President Donald Trump signed the Paycheck Protection Program Flexibility Act of 2020 (HR 7010) into law on June 5. Among its provisions, HR 7010 increases the amount of time borrowers have to spend loan funds from eight weeks to twenty-four weeks. The new law also extends the amount of time borrowers have to repay loans from two to five years. HR 7010 allows participating businesses to now delay payroll tax payments and reduces the percentage of loan funds that must be used for payroll spending from 75 percent to 60 percent.
The House of Representatives passed HR 7010 on May 28 by a vote of 417 to 1. It is the first bill to be signed into law by the president that the House passed under its new proxy voting rule (H. Res. 965).
Proxy Voting Mechanics
H. Res. 965 empowers Speaker Nancy Pelosi, D-Calif., to announce a “covered period” in which proxy voting is allowed in committee and on the House floor. The “covered period” may last up to forty-five days. But the Speaker may extend it for an additional forty-five days.
The new rule details a unique process that both absent and physically present members must follow to vote by proxy. Absent members must first send the House clerk a signed letter that specifies which member they are authorizing to vote on their behalf. The letter must also include specific instructions from absent members to their physically present colleagues detailing how to vote their proxy. The resolution stipulates that the clerk must notify the member named as a proxy in the letter upon its receipt. It also directs the clerk to inform party leaders about the nature of the proxy. The resolution limits to ten the total number of proxies that a physically present member can cast at one time. Members who are physically present are required to announce proxies before voting.
H. Res. 965 includes an explicit stipulation that a House quorum consists of both physically present and absent members who have requested to cast floor votes by proxy. Before the adoption of the new rule, the House required its members to assemble in person to vote in both committees and on the floor. That is, the rules required members to be physically present.
Of course, the Constitution’s Rules and Expulsion clause (Article I, section 5, clause 2) empowers the House to determine its rules of proceeding. Using that power, the House has both allowed and prohibited proxy voting in committees in the past.
Yet the House cannot use its power to allow proxy voting on the floor because the Constitution’s Qualifications and Quorum clause (Article I, section 5, clause 1) requires that a majority of its members be present to conduct business. And the Constitution’s Journal clause (Article I, section 5, clause 3) stipulates that one-fifth of the members present may order a recorded vote. These two clauses prohibit a plurality of physically present members from conducting business by a recorded vote on the House floor.
No Constitutional Violation
The House did not violate the Constitution when it allowed members to vote by proxy during floor consideration of HR 7010. This is because a majority of the House’s members were physically present on the floor, thereby satisfying the Constitution’s Qualifications and Quorum clause and its Journal clause.

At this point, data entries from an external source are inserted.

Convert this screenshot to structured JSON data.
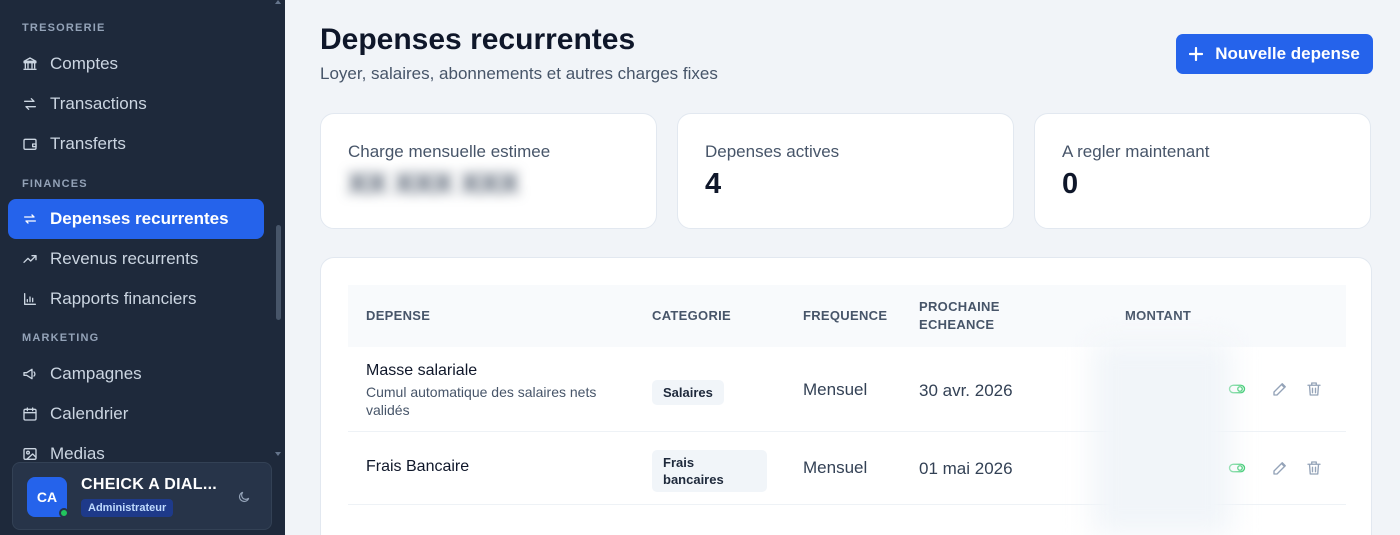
{
  "sidebar": {
    "sections": [
      {
        "label": "TRESORERIE",
        "items": [
          {
            "label": "Comptes",
            "icon": "bank-icon"
          },
          {
            "label": "Transactions",
            "icon": "arrows-exchange-icon"
          },
          {
            "label": "Transferts",
            "icon": "wallet-icon"
          }
        ]
      },
      {
        "label": "FINANCES",
        "items": [
          {
            "label": "Depenses recurrentes",
            "icon": "repeat-icon",
            "active": true
          },
          {
            "label": "Revenus recurrents",
            "icon": "trending-up-icon"
          },
          {
            "label": "Rapports financiers",
            "icon": "bar-chart-icon"
          }
        ]
      },
      {
        "label": "MARKETING",
        "items": [
          {
            "label": "Campagnes",
            "icon": "megaphone-icon"
          },
          {
            "label": "Calendrier",
            "icon": "calendar-icon"
          },
          {
            "label": "Medias",
            "icon": "image-icon"
          }
        ]
      }
    ],
    "user": {
      "initials": "CA",
      "name": "CHEICK A DIAL...",
      "role": "Administrateur",
      "status": "online"
    }
  },
  "header": {
    "title": "Depenses recurrentes",
    "subtitle": "Loyer, salaires, abonnements et autres charges fixes",
    "new_button_label": "Nouvelle depense"
  },
  "stats": [
    {
      "label": "Charge mensuelle estimee",
      "value": "XX XXX XXX",
      "blurred": true
    },
    {
      "label": "Depenses actives",
      "value": "4"
    },
    {
      "label": "A regler maintenant",
      "value": "0"
    }
  ],
  "table": {
    "columns": [
      "DEPENSE",
      "CATEGORIE",
      "FREQUENCE",
      "PROCHAINE ECHEANCE",
      "MONTANT"
    ],
    "columns_split": {
      "next_due_line1": "PROCHAINE",
      "next_due_line2": "ECHEANCE"
    },
    "rows": [
      {
        "name": "Masse salariale",
        "description": "Cumul automatique des salaires nets validés",
        "category": "Salaires",
        "frequency": "Mensuel",
        "next_due": "30 avr. 2026",
        "active": true
      },
      {
        "name": "Frais Bancaire",
        "description": "",
        "category": "Frais bancaires",
        "frequency": "Mensuel",
        "next_due": "01 mai 2026",
        "active": true
      }
    ]
  },
  "colors": {
    "sidebar_bg": "#1e293b",
    "accent": "#2563eb",
    "active_toggle": "#22c55e"
  }
}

The total number of voting members in the House is 435 (assuming no vacancies). According to the House clerk, three seats are currently vacant. Consequently, the total number of voting members is 432 at present. Seventy-one members voted by proxy when the House passed HR 7010. That means 361 members were physically present on the House floor.
The House did not violate the Constitution because 217 members constitute a quorum of its total membership of 432. Passage of HR 7010 would have been unconstitutional only if 217 or more members were absent and voted by proxy.